╔══

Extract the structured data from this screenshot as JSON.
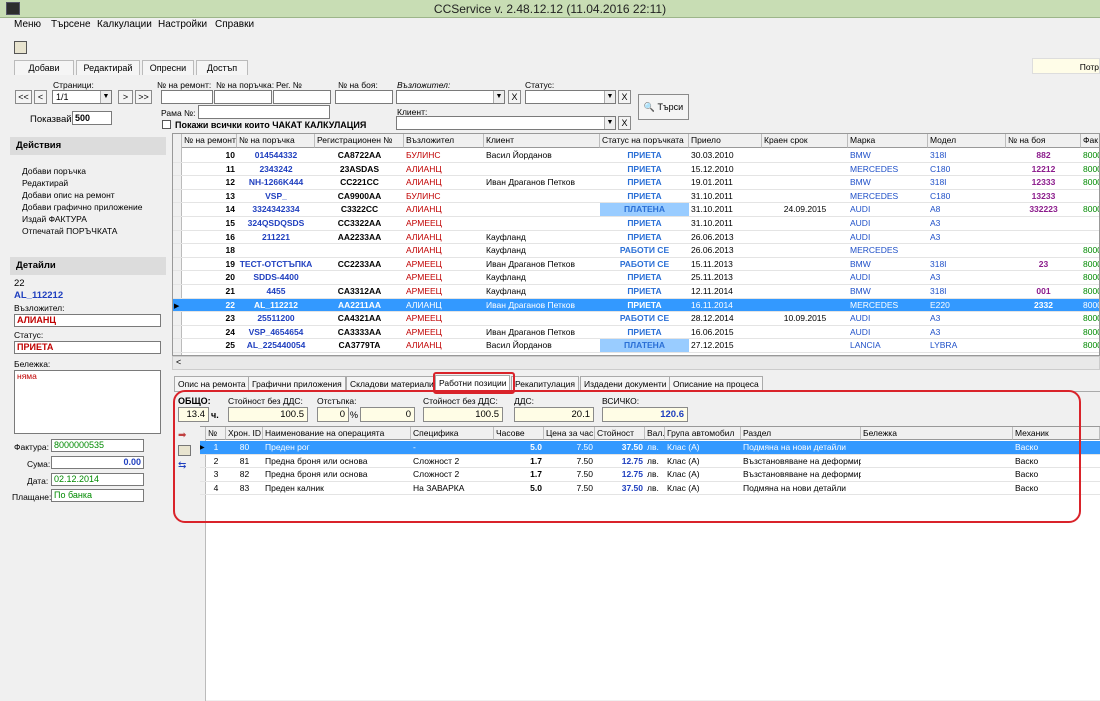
{
  "window": {
    "title": "CCService v. 2.48.12.12 (11.04.2016 22:11)"
  },
  "menu": [
    "Меню",
    "Търсене",
    "Калкулации",
    "Настройки",
    "Справки"
  ],
  "toolbar_tabs": [
    "Добави",
    "Редактирай",
    "Опресни",
    "Достъп"
  ],
  "right_label": "Потр",
  "filters": {
    "pages_label": "Страници:",
    "page_value": "1/1",
    "nav_first": "<<",
    "nav_prev": "<",
    "nav_next": ">",
    "nav_last": ">>",
    "show_label": "Показвай",
    "show_value": "500",
    "repair_no_label": "№ на ремонт:",
    "order_no_label": "№ на поръчка:",
    "reg_no_label": "Рег. №",
    "paint_no_label": "№ на боя:",
    "assignor_label": "Възложител:",
    "status_label": "Статус:",
    "frame_label": "Рама №:",
    "client_label": "Клиент:",
    "waiting_checkbox": "Покажи всички които ЧАКАТ КАЛКУЛАЦИЯ",
    "clear": "X",
    "search_button": "Търси"
  },
  "left": {
    "actions_title": "Действия",
    "actions": [
      "Добави поръчка",
      "Редактирай",
      "Добави опис на ремонт",
      "Добави графично приложение",
      "Издай ФАКТУРА",
      "Отпечатай ПОРЪЧКАТА"
    ],
    "details_title": "Детайли",
    "detail_no": "22",
    "detail_order": "AL_112212",
    "assignor_label": "Възложител:",
    "assignor_value": "АЛИАНЦ",
    "status_label": "Статус:",
    "status_value": "ПРИЕТА",
    "note_label": "Бележка:",
    "note_value": "няма",
    "invoice_label": "Фактура:",
    "invoice_value": "8000000535",
    "sum_label": "Сума:",
    "sum_value": "0.00",
    "date_label": "Дата:",
    "date_value": "02.12.2014",
    "payment_label": "Плащане:",
    "payment_value": "По банка"
  },
  "grid": {
    "headers": [
      "№ на ремонт",
      "№ на поръчка",
      "Регистрационен №",
      "Възложител",
      "Клиент",
      "Статус на поръчката",
      "Приело",
      "Краен срок",
      "Марка",
      "Модел",
      "№ на боя",
      "Фак"
    ],
    "rows": [
      [
        "10",
        "014544332",
        "CA8722AA",
        "БУЛИНС",
        "Васил Йорданов",
        "ПРИЕТА",
        "30.03.2010",
        "",
        "BMW",
        "318I",
        "882",
        "8000"
      ],
      [
        "11",
        "2343242",
        "23ASDAS",
        "АЛИАНЦ",
        "",
        "ПРИЕТА",
        "15.12.2010",
        "",
        "MERCEDES",
        "C180",
        "12212",
        "8000"
      ],
      [
        "12",
        "NH-1266K444",
        "CC221CC",
        "АЛИАНЦ",
        "Иван Драганов Петков",
        "ПРИЕТА",
        "19.01.2011",
        "",
        "BMW",
        "318I",
        "12333",
        "8000"
      ],
      [
        "13",
        "VSP_",
        "CA9900AA",
        "БУЛИНС",
        "",
        "ПРИЕТА",
        "31.10.2011",
        "",
        "MERCEDES",
        "C180",
        "13233",
        ""
      ],
      [
        "14",
        "3324342334",
        "C3322CC",
        "АЛИАНЦ",
        "",
        "ПЛАТЕНА",
        "31.10.2011",
        "24.09.2015",
        "AUDI",
        "A8",
        "332223",
        "8000"
      ],
      [
        "15",
        "324QSDQSDS",
        "CC3322AA",
        "АРМЕЕЦ",
        "",
        "ПРИЕТА",
        "31.10.2011",
        "",
        "AUDI",
        "A3",
        "",
        ""
      ],
      [
        "16",
        "211221",
        "AA2233AA",
        "АЛИАНЦ",
        "Кауфланд",
        "ПРИЕТА",
        "26.06.2013",
        "",
        "AUDI",
        "A3",
        "",
        ""
      ],
      [
        "18",
        "",
        "",
        "АЛИАНЦ",
        "Кауфланд",
        "РАБОТИ СЕ",
        "26.06.2013",
        "",
        "MERCEDES",
        "",
        "",
        "8000"
      ],
      [
        "19",
        "ТЕСТ-ОТСТЪПКА",
        "CC2233AA",
        "АРМЕЕЦ",
        "Иван Драганов Петков",
        "РАБОТИ СЕ",
        "15.11.2013",
        "",
        "BMW",
        "318I",
        "23",
        "8000"
      ],
      [
        "20",
        "SDDS-4400",
        "",
        "АРМЕЕЦ",
        "Кауфланд",
        "ПРИЕТА",
        "25.11.2013",
        "",
        "AUDI",
        "A3",
        "",
        "8000"
      ],
      [
        "21",
        "4455",
        "CA3312AA",
        "АРМЕЕЦ",
        "Кауфланд",
        "ПРИЕТА",
        "12.11.2014",
        "",
        "BMW",
        "318I",
        "001",
        "8000"
      ],
      [
        "22",
        "AL_112212",
        "AA2211AA",
        "АЛИАНЦ",
        "Иван Драганов Петков",
        "ПРИЕТА",
        "16.11.2014",
        "",
        "MERCEDES",
        "E220",
        "2332",
        "8000"
      ],
      [
        "23",
        "25511200",
        "CA4321AA",
        "АРМЕЕЦ",
        "",
        "РАБОТИ СЕ",
        "28.12.2014",
        "10.09.2015",
        "AUDI",
        "A3",
        "",
        "8000"
      ],
      [
        "24",
        "VSP_4654654",
        "CA3333AA",
        "АРМЕЕЦ",
        "Иван Драганов Петков",
        "ПРИЕТА",
        "16.06.2015",
        "",
        "AUDI",
        "A3",
        "",
        "8000"
      ],
      [
        "25",
        "AL_225440054",
        "CA3779TA",
        "АЛИАНЦ",
        "Васил Йорданов",
        "ПЛАТЕНА",
        "27.12.2015",
        "",
        "LANCIA",
        "LYBRA",
        "",
        "8000"
      ]
    ],
    "selected_index": 11
  },
  "subtabs": [
    "Опис на ремонта",
    "Графични приложения",
    "Складови материали",
    "Работни позиции",
    "Рекапитулация",
    "Издадени документи",
    "Описание на процеса"
  ],
  "active_subtab": 3,
  "totals": {
    "total_label": "ОБЩО:",
    "hours_value": "13.4",
    "hours_unit": "ч.",
    "net_label": "Стойност без ДДС:",
    "net_value": "100.5",
    "discount_label": "Отстъпка:",
    "discount_pct": "0",
    "pct_sign": "%",
    "discount_value": "0",
    "net2_label": "Стойност без ДДС:",
    "net2_value": "100.5",
    "vat_label": "ДДС:",
    "vat_value": "20.1",
    "all_label": "ВСИЧКО:",
    "all_value": "120.6"
  },
  "positions": {
    "headers": [
      "№",
      "Хрон. ID",
      "Наименование на операцията",
      "Специфика",
      "Часове",
      "Цена за час",
      "Стойност",
      "Вал.",
      "Група автомобил",
      "Раздел",
      "Бележка",
      "Механик"
    ],
    "rows": [
      [
        "1",
        "80",
        "Преден рог",
        "-",
        "5.0",
        "7.50",
        "37.50",
        "лв.",
        "Клас (A)",
        "Подмяна на нови детайли",
        "",
        "Васко"
      ],
      [
        "2",
        "81",
        "Предна броня или основа",
        "Сложност 2",
        "1.7",
        "7.50",
        "12.75",
        "лв.",
        "Клас (A)",
        "Възстановяване на деформир",
        "",
        "Васко"
      ],
      [
        "3",
        "82",
        "Предна броня или основа",
        "Сложност 2",
        "1.7",
        "7.50",
        "12.75",
        "лв.",
        "Клас (A)",
        "Възстановяване на деформир",
        "",
        "Васко"
      ],
      [
        "4",
        "83",
        "Преден калник",
        "На ЗАВАРКА",
        "5.0",
        "7.50",
        "37.50",
        "лв.",
        "Клас (A)",
        "Подмяна на нови детайли",
        "",
        "Васко"
      ]
    ],
    "selected_index": 0
  },
  "colors": {
    "accent_red": "#d9232a",
    "assignor_red": "#c00000",
    "order_blue": "#1f3fbf",
    "status_blue": "#2a6fd6",
    "paid_bg": "#99ccff",
    "brand_blue": "#1f50c8",
    "paint_purple": "#8b1a8b",
    "invoice_green": "#008a00",
    "selection": "#3399ff"
  }
}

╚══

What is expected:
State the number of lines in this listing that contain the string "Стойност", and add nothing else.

Task answer:
3